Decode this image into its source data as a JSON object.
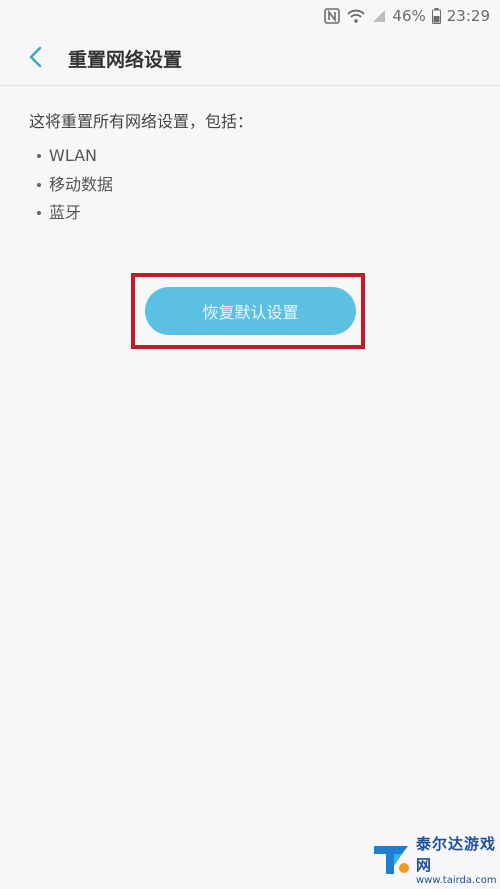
{
  "statusbar": {
    "battery": "46%",
    "time": "23:29"
  },
  "header": {
    "title": "重置网络设置"
  },
  "content": {
    "intro": "这将重置所有网络设置，包括：",
    "items": [
      "WLAN",
      "移动数据",
      "蓝牙"
    ]
  },
  "reset_button": {
    "label": "恢复默认设置"
  },
  "watermark": {
    "name": "泰尔达游戏网",
    "url": "www.tairda.com"
  },
  "colors": {
    "accent": "#5bc0e2",
    "back_arrow": "#3aa7c2",
    "highlight": "#c8172a",
    "background": "#f7f7f9"
  }
}
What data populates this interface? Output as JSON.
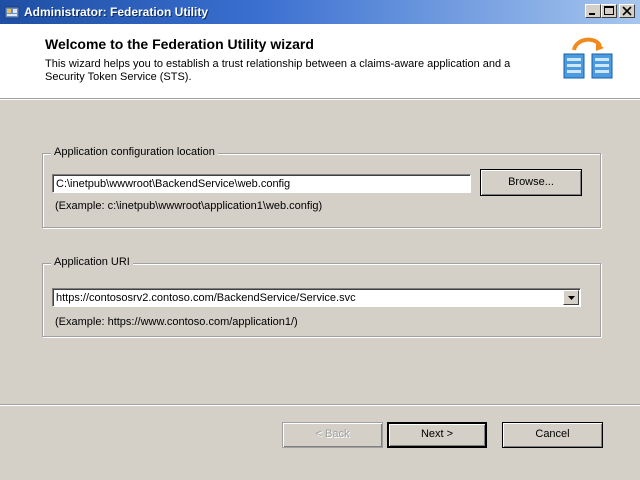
{
  "window": {
    "title": "Administrator: Federation Utility"
  },
  "header": {
    "title": "Welcome to the Federation Utility wizard",
    "description": "This wizard helps you to establish a trust relationship between a claims-aware application and a Security Token Service (STS).",
    "art_icon": "federation-wizard-icon"
  },
  "config_group": {
    "legend": "Application configuration location",
    "value": "C:\\inetpub\\wwwroot\\BackendService\\web.config",
    "browse_label": "Browse...",
    "example": "(Example: c:\\inetpub\\wwwroot\\application1\\web.config)"
  },
  "uri_group": {
    "legend": "Application URI",
    "value": "https://contososrv2.contoso.com/BackendService/Service.svc",
    "example": "(Example: https://www.contoso.com/application1/)"
  },
  "footer": {
    "back_label": "< Back",
    "next_label": "Next >",
    "cancel_label": "Cancel"
  },
  "colors": {
    "titlebar_start": "#1e4fa4",
    "titlebar_end": "#a6c6ee",
    "dialog_bg": "#d4d0c8"
  }
}
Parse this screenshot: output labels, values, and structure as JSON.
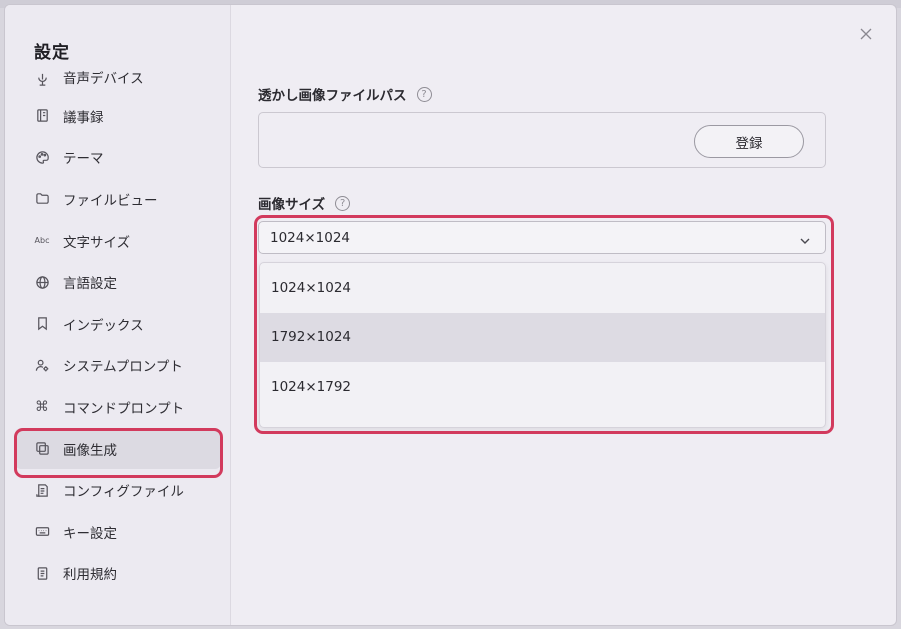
{
  "sidebar": {
    "title": "設定",
    "items": [
      {
        "label": "音声デバイス",
        "icon": "microphone-icon"
      },
      {
        "label": "議事録",
        "icon": "notebook-icon"
      },
      {
        "label": "テーマ",
        "icon": "palette-icon"
      },
      {
        "label": "ファイルビュー",
        "icon": "folder-icon"
      },
      {
        "label": "文字サイズ",
        "icon": "text-size-icon",
        "glyph": "Abc"
      },
      {
        "label": "言語設定",
        "icon": "globe-icon"
      },
      {
        "label": "インデックス",
        "icon": "bookmark-icon"
      },
      {
        "label": "システムプロンプト",
        "icon": "user-gear-icon"
      },
      {
        "label": "コマンドプロンプト",
        "icon": "command-icon",
        "glyph": "⌘"
      },
      {
        "label": "画像生成",
        "icon": "image-stack-icon",
        "active": true
      },
      {
        "label": "コンフィグファイル",
        "icon": "config-file-icon"
      },
      {
        "label": "キー設定",
        "icon": "keyboard-icon"
      },
      {
        "label": "利用規約",
        "icon": "document-icon"
      }
    ]
  },
  "main": {
    "watermark": {
      "label": "透かし画像ファイルパス",
      "help": "?",
      "register_label": "登録"
    },
    "image_size": {
      "label": "画像サイズ",
      "help": "?",
      "selected": "1024×1024",
      "options": [
        "1024×1024",
        "1792×1024",
        "1024×1792"
      ],
      "hovered_index": 1
    }
  },
  "colors": {
    "highlight": "#d23a5d",
    "background": "#efedf3",
    "active_item": "#dcdae2"
  }
}
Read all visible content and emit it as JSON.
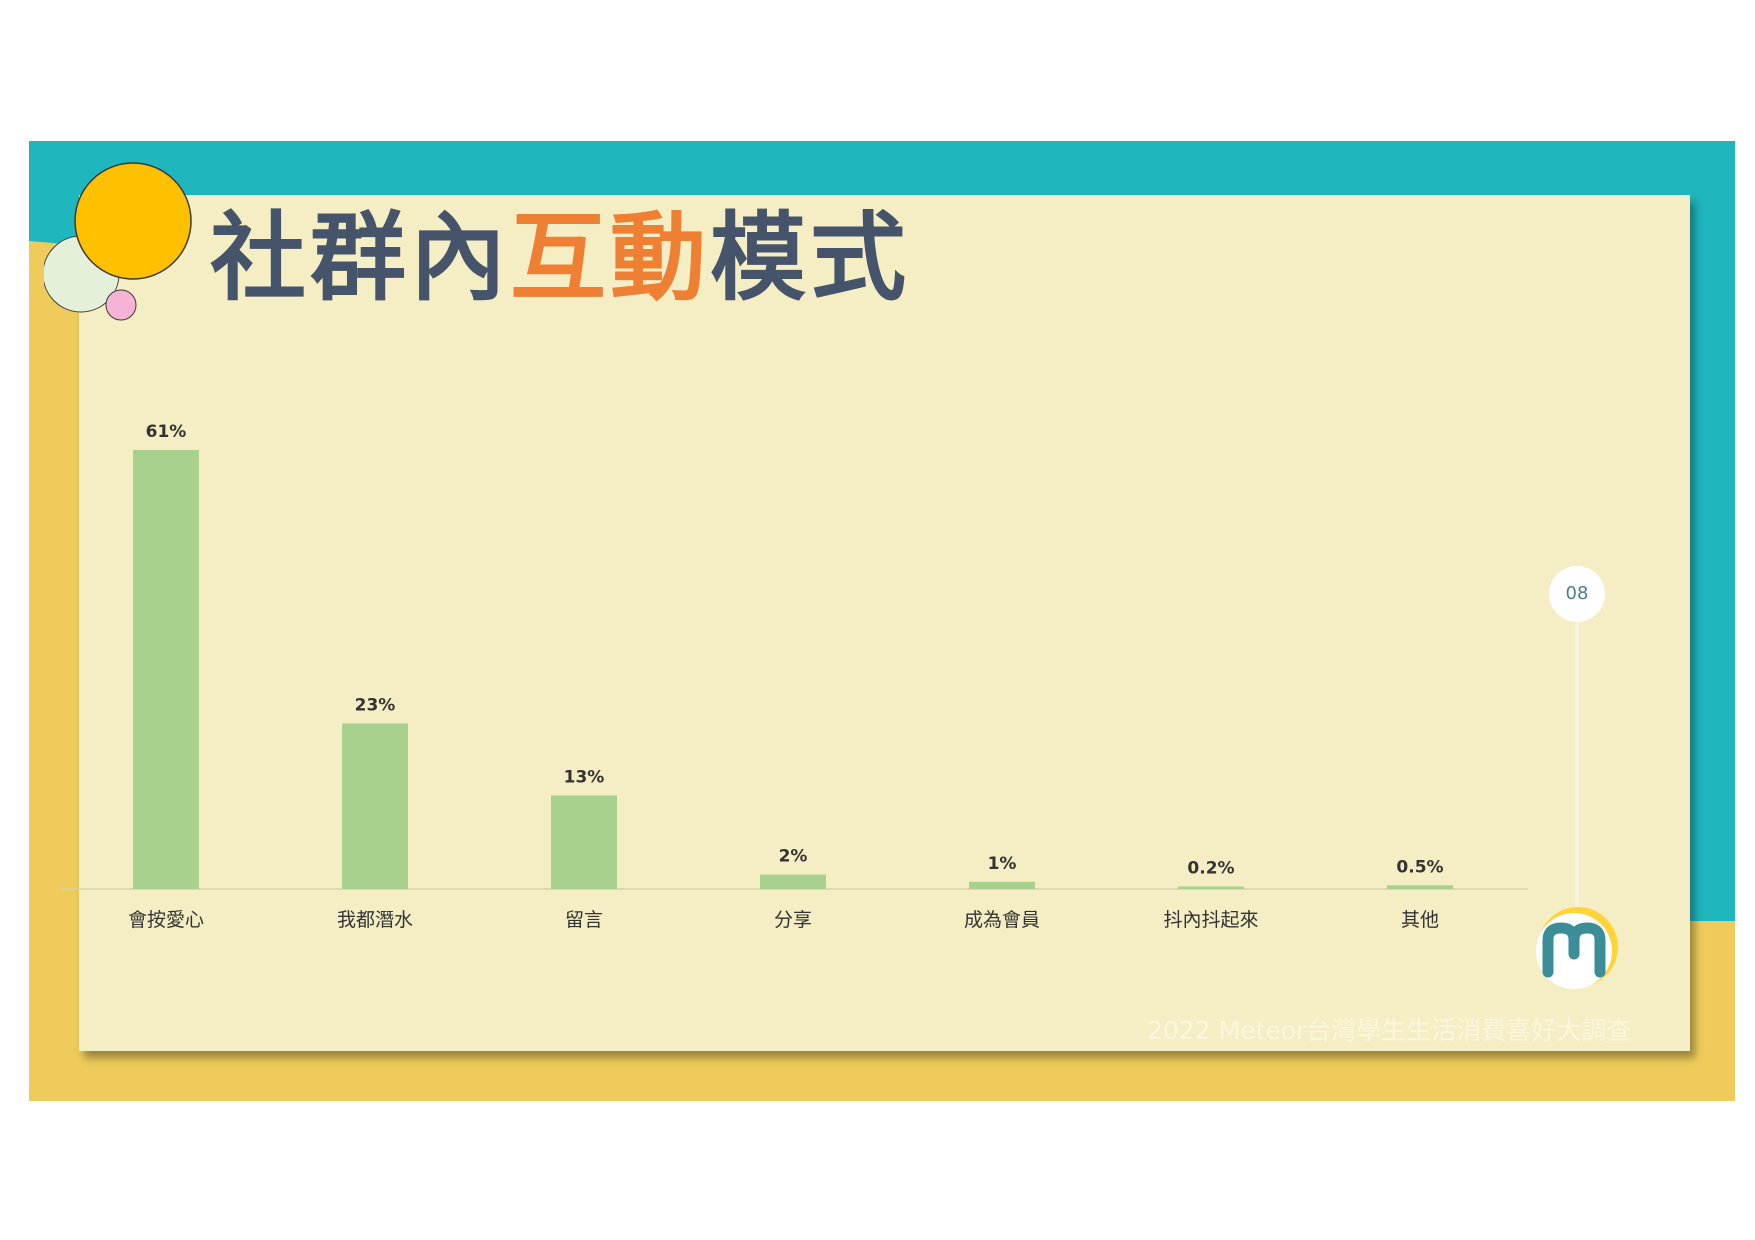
{
  "title": {
    "part1": "社群內",
    "highlight": "互動",
    "part2": "模式"
  },
  "page_number": "08",
  "footer": "2022 Meteor台灣學生生活消費喜好大調查",
  "logo": {
    "icon": "meteor-m-logo"
  },
  "colors": {
    "teal": "#1fb6bd",
    "yellow": "#eecb5a",
    "card": "#f5edc3",
    "bar": "#a8d18d",
    "title": "#45546a",
    "title_highlight": "#ef7f33"
  },
  "chart_data": {
    "type": "bar",
    "categories": [
      "會按愛心",
      "我都潛水",
      "留言",
      "分享",
      "成為會員",
      "抖內抖起來",
      "其他"
    ],
    "values": [
      61,
      23,
      13,
      2,
      1,
      0.2,
      0.5
    ],
    "value_labels": [
      "61%",
      "23%",
      "13%",
      "2%",
      "1%",
      "0.2%",
      "0.5%"
    ],
    "title": "",
    "xlabel": "",
    "ylabel": "",
    "ylim": [
      0,
      65
    ],
    "grid": false,
    "legend": "none"
  }
}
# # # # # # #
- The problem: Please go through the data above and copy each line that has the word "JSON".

- Output below:
Decode this image into its source data as a JSON object.
What data populates this interface? Output as JSON.
Parse this screenshot: output labels, values, and structure as JSON.
Read all visible content and emit it as JSON.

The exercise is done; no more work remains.